▶ _Problem to solve_:
The lines you return should be those containing the string "identifier", taken from the data below.

▶ _Dataset extract_:

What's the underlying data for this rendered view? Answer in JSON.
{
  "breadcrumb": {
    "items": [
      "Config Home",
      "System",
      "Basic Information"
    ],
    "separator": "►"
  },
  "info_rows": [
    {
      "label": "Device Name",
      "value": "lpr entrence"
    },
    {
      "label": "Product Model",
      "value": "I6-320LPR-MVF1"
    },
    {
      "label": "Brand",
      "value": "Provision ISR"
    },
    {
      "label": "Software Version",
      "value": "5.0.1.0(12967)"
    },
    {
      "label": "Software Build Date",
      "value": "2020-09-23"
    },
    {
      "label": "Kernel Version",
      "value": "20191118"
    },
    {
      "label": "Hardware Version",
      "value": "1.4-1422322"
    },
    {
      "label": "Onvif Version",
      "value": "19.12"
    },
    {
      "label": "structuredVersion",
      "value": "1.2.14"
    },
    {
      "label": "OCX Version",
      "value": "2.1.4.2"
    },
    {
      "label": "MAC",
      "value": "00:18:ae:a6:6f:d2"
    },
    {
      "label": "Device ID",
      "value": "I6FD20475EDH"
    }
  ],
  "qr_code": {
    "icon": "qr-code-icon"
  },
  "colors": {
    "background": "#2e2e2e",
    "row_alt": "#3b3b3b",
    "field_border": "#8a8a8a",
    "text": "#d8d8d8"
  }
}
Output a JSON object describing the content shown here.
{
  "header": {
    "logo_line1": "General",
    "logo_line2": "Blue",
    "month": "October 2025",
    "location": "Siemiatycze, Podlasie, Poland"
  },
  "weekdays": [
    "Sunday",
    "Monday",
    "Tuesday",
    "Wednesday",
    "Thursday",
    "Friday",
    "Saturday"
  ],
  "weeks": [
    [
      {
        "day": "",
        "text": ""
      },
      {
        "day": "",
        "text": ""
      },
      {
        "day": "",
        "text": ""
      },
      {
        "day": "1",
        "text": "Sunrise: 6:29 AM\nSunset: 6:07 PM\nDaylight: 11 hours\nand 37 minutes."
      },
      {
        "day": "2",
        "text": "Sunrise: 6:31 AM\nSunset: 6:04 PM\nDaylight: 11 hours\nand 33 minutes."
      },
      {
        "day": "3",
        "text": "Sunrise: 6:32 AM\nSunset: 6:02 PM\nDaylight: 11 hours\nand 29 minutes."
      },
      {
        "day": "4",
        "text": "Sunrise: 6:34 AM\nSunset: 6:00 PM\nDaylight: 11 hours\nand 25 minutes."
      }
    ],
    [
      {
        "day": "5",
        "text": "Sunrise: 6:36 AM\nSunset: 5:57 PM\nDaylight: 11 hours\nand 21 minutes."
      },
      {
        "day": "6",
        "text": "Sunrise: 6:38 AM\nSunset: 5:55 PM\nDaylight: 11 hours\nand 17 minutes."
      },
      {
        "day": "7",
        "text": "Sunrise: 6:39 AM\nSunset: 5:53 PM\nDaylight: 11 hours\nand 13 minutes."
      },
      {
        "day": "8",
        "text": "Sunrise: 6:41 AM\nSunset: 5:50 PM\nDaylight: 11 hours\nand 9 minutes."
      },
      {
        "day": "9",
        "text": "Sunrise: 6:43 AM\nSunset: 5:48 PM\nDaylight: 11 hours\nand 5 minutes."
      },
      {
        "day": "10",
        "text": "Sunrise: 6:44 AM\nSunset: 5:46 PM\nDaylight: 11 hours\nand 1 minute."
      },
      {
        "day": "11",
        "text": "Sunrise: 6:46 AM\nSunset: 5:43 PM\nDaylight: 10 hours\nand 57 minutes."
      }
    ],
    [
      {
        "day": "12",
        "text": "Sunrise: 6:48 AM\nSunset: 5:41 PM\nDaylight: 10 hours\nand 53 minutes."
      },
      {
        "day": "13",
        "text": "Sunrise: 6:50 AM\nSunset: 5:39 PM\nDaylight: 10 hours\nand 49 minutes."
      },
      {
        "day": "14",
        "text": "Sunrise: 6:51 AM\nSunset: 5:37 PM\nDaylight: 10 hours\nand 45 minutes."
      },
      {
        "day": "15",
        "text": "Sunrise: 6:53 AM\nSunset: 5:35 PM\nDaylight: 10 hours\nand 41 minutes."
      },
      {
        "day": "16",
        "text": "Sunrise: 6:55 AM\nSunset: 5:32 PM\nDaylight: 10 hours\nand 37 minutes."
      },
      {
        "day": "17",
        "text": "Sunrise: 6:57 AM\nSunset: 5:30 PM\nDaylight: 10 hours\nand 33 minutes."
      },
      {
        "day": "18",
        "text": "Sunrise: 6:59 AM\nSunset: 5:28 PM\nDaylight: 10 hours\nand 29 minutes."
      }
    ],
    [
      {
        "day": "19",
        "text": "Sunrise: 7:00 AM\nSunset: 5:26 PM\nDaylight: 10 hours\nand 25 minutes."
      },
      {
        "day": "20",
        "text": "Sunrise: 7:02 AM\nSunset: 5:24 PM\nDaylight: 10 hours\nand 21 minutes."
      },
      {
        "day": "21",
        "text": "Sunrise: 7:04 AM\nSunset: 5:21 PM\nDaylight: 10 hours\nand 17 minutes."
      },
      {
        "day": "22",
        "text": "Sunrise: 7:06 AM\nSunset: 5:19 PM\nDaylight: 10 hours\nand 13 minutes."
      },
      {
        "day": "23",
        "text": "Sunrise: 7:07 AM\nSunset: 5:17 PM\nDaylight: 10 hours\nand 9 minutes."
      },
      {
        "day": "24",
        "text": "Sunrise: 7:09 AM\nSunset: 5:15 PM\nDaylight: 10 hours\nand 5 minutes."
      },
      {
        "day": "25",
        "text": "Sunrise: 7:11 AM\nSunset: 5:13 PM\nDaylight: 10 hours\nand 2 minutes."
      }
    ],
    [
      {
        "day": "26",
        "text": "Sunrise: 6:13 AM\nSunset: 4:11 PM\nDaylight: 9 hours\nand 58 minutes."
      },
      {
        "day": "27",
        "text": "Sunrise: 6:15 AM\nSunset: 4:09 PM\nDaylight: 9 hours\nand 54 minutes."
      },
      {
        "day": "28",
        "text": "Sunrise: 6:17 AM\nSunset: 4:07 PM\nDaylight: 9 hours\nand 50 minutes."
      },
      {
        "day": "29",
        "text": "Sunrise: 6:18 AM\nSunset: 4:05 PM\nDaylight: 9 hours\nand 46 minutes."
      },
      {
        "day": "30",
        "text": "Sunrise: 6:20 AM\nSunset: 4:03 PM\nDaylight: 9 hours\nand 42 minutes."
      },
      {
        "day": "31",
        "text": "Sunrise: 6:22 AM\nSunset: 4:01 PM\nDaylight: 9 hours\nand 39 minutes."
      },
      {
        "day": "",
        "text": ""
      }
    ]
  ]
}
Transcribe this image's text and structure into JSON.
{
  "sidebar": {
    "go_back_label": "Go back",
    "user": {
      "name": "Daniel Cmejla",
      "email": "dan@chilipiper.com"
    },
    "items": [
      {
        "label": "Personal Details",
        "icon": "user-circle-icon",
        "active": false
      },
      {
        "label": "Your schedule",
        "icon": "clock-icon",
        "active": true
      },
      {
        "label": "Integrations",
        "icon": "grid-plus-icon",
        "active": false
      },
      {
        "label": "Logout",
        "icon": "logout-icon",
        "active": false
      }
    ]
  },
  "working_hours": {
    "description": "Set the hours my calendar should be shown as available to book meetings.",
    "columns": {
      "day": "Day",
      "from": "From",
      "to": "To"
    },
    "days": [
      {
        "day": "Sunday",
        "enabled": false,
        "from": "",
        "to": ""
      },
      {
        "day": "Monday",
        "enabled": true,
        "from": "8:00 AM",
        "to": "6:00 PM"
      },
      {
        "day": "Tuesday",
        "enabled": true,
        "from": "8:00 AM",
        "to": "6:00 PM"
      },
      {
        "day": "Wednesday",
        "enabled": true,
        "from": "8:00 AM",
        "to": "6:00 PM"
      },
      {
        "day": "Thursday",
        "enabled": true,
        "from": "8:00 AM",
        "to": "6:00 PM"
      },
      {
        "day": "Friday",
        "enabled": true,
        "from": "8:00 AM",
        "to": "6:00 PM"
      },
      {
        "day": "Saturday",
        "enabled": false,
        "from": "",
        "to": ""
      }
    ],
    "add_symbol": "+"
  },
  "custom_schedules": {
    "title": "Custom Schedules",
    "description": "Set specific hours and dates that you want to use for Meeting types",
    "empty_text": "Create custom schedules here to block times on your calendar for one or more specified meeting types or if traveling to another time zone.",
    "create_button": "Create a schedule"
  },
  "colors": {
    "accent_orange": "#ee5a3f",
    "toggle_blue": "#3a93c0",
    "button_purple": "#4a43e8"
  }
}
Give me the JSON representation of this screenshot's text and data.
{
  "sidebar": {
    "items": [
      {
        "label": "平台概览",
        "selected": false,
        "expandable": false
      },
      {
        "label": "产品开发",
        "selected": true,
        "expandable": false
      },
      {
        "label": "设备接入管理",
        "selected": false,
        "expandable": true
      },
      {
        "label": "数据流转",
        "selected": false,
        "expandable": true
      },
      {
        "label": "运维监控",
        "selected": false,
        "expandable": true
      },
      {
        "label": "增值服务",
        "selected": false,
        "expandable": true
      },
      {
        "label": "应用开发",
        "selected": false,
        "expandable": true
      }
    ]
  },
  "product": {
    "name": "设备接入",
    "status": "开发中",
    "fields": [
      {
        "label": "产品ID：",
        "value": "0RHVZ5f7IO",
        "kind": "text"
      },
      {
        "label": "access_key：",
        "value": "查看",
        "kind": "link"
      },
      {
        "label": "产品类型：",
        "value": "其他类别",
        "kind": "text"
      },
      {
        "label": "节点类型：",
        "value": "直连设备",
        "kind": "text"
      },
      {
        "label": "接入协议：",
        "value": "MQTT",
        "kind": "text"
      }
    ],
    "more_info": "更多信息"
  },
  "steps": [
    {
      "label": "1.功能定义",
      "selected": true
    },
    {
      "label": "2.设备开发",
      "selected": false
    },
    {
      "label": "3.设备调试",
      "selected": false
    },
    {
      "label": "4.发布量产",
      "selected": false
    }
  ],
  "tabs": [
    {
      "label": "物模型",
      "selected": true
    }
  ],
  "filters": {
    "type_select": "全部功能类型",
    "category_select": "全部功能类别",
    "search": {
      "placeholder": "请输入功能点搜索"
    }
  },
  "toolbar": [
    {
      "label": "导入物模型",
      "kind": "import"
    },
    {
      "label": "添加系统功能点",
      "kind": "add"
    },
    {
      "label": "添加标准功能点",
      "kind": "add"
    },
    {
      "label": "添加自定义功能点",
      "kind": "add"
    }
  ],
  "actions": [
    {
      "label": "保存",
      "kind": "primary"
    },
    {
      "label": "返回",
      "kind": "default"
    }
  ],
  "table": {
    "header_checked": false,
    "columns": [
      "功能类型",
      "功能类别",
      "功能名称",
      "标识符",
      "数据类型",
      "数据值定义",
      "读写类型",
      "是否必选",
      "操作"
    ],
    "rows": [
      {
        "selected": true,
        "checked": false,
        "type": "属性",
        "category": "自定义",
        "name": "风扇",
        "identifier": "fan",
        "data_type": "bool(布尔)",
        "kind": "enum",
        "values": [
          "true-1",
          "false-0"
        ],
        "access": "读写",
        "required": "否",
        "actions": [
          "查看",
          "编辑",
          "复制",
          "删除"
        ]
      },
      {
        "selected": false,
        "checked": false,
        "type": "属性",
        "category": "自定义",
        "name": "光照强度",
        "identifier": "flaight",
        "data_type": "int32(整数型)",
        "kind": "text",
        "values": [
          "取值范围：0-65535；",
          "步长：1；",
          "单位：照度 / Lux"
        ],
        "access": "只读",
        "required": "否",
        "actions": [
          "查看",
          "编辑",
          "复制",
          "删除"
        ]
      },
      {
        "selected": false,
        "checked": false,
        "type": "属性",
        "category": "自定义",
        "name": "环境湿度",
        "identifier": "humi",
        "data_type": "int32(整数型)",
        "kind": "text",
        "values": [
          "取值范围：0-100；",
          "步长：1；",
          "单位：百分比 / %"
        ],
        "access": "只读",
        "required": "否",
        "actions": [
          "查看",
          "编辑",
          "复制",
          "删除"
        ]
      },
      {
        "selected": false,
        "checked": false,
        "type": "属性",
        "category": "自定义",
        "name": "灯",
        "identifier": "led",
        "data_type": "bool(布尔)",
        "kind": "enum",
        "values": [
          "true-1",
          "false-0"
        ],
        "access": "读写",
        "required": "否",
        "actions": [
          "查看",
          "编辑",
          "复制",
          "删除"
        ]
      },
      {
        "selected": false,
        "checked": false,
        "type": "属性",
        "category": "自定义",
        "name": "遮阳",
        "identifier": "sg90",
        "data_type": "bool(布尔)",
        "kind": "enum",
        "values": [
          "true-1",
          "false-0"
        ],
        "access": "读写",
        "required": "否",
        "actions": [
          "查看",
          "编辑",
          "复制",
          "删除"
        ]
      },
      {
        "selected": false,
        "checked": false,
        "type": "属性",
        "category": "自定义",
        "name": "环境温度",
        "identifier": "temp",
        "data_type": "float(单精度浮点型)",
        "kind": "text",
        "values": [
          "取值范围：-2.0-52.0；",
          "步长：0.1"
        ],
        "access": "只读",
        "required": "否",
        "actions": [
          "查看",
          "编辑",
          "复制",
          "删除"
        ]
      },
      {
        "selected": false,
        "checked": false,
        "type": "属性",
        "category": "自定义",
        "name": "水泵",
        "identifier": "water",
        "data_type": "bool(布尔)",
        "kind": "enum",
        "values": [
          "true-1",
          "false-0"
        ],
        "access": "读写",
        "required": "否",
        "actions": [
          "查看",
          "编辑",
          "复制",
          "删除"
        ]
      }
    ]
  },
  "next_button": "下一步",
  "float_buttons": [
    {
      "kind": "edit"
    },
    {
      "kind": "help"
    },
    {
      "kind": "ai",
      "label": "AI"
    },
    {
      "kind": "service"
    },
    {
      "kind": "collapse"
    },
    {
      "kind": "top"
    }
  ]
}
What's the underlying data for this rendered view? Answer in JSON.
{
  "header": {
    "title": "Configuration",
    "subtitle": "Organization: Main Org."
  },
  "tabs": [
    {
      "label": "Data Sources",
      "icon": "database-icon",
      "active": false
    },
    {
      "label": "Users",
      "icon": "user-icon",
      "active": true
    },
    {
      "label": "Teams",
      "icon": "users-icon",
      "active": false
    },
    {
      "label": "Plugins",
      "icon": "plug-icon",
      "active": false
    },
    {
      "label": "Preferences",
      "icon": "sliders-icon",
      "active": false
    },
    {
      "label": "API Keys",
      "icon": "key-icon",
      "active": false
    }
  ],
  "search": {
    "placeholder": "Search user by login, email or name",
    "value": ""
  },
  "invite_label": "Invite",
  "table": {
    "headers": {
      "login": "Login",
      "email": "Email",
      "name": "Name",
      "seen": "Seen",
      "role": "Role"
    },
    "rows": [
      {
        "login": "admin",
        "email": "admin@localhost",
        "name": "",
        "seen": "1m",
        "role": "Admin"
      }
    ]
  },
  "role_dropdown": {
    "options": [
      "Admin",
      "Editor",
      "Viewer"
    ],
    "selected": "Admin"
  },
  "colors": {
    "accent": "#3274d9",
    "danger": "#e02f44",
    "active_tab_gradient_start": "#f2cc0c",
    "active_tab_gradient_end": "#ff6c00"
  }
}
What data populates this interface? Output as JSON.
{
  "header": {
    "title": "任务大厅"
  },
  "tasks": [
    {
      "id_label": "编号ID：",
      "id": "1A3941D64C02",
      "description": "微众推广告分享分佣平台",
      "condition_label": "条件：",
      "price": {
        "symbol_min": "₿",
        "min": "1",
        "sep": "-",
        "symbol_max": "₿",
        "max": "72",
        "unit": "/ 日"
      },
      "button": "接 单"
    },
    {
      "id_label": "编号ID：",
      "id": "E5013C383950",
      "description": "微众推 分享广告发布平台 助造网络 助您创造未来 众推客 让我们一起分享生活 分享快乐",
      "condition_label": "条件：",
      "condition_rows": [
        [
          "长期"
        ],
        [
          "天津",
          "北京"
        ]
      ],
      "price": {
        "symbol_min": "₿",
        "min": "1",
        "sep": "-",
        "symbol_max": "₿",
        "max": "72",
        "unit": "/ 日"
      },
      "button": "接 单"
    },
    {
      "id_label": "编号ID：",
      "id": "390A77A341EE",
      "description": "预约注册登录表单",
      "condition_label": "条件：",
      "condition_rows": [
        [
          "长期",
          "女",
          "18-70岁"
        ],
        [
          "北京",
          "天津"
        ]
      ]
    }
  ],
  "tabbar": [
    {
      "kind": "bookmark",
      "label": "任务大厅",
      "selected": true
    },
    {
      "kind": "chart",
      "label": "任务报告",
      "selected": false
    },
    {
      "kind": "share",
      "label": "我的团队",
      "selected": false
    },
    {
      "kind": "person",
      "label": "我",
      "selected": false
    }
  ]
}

▶ _Task solution_:
        "identifier": "fan",
        "identifier": "flaight",
        "identifier": "humi",
        "identifier": "led",
        "identifier": "sg90",
        "identifier": "temp",
        "identifier": "water",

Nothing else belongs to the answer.